We also carried out a calibration of the output capacitor. This was done by feeding back the output of one channel of the SIFT to the input of another and using the threshold setting as a measure of the output signal. We calculated that the capacitor has a value of 85 fF, which is very close to the design value of 78 fF once the strays are taken into account. This fact will be very important as we discuss the issue of unwanted charge injection.
Figure 9.: Straight line fit to the charge transfer between the SIFT and the SVX. The gain select switch provides a gain difference very close to a factor of two which was the design value.
Minimization of Injection and Tuning of Voltages
The results shown here have required some tuning of the voltages that control the SIFT. Of particular concern is the charge transfer circuit that dc-couples to the SVX. Figure 10 shows the out put of the SVX preamp after tuning of voltages. Each "spike" in the wave-form represents a READ pulse to the SIFT. As can be seen, there is no net injection and the overall waveform is flat. Figure 11 shows the response when the SIFT is injected during three different crossings. The step ladder waveform expected from a charge sensitive amplifier is evident.
Figure 10.: SVX preamp output waveform under the net zero injection condition.
Figure 11.: The same condition as figure 10, except that the SIFT was injected with charge during three different bunch crossings as shown. There is still no injection in crossings in between the various inputs.
Figure 12: Effect of raising a) VCLMP, b) V_DR and c) VREF. Net injection occurs.
The effect of raising any of the three voltages VCLMP, V_DR and V_REF is shown in
Figure 12. Net injection results in each case but not always with the same polarity. From this one can infer that the voltages can always be tuned within their specified range and a zero-injection situation can be achieved. As mentioned earlier, the output capacitor was measured to be 78 fF, and quite safely to be below 100fF. If the variation of the SVX bias is 30 mV peak-peak, then the maximum injection per cycle would be 3 fC. However, we expect the variation to be small on any given chip and we plan to use the tuning to minimize the injection.
Finally, we can look at this injection issue more quantitatively. Figure 13 shows the response of the SVX to three input pulses occurring during three different bunch crossings. Note, that the SVX pipeline numbers decrease with increasing time, and hence, P20 represents the earliest pulse. We can not discern any difference in the response to P13 and P6, but they are both somewhat higher than P20. This could be due to some slow recovery from reset in the SIFT. Also, once again, the saturation of the SVX pipeline amplifier can be seen.

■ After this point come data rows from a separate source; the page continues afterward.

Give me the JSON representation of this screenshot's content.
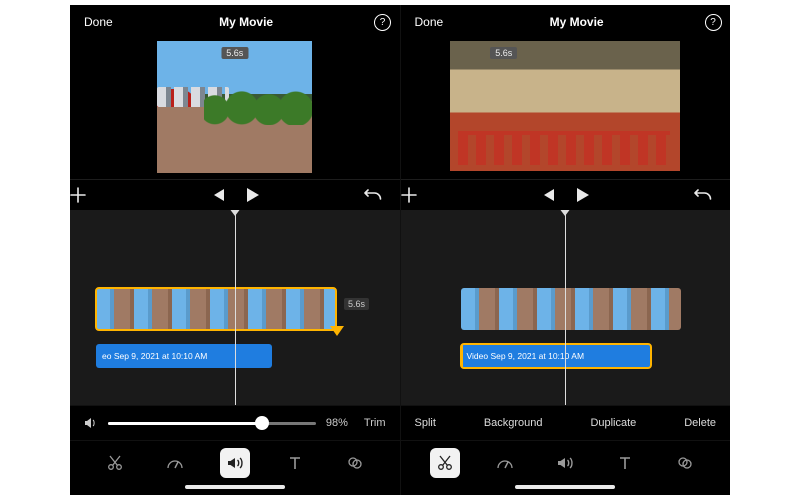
{
  "header": {
    "done": "Done",
    "title": "My Movie",
    "help": "?"
  },
  "preview": {
    "clip_duration": "5.6s"
  },
  "timeline": {
    "clip_duration_badge": "5.6s",
    "audio_label_left": "eo Sep 9, 2021 at 10:10 AM",
    "audio_label_right": "Video Sep 9, 2021 at 10:10 AM"
  },
  "volume": {
    "percent": "98%",
    "trim_label": "Trim",
    "fill_pct": 74
  },
  "actions": {
    "split": "Split",
    "background": "Background",
    "duplicate": "Duplicate",
    "delete": "Delete"
  },
  "tool_names": {
    "cut": "scissors-icon",
    "speed": "speed-icon",
    "audio": "speaker-icon",
    "text": "text-icon",
    "filter": "filter-icon"
  }
}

Figure 13.: Response of the SIFT+SVX to three inputs during three different bunch crossings. No large effects due to pile-up can be seen.
Next, we injected many more pulses in order to saturate the SVX preamp. Figure 14 shows the series of curves. Recall that P23 is the earliest and P2 the last. The effect of saturating the SVX preamplifier can be seen clearly. For instance, after 6 pulses of about 175 fC each, the seventh pulse (ie, P2) saturates the preamp. Similarily, after 5 pulses of about 225 fC each, the sixth pulse (ie, P6) saturates the preamp. We can extract information regarding injection from these plots as well by plotting the sum of all pulses as shown in Figure 15. The saturation which had started at about 450 fC with P13 is reflected in this curve which also saturates at about 450 fC. If there was large injection between P23 and P13 (10 crossings), then the curve would have saturated earlier.
Figure 14.: response of SIFT+SVX to seven different inputs. The effect of SVX preamp saturation can be seen.
Figure 15.: The sum of all the outputs in figure 14. The saturation occurs at the same stage as expected which shows the absence of large injection.
The SIFT chip has been extensively tested for performance criteria dictated by the central fiber tracker requirements. The discriminator is linear. Effective minimum thresholds of 3-7 fC can be set. The charge transfer circuit is also linear. With some care and implementation of external circuits the spurious injection can be kept to a minimum.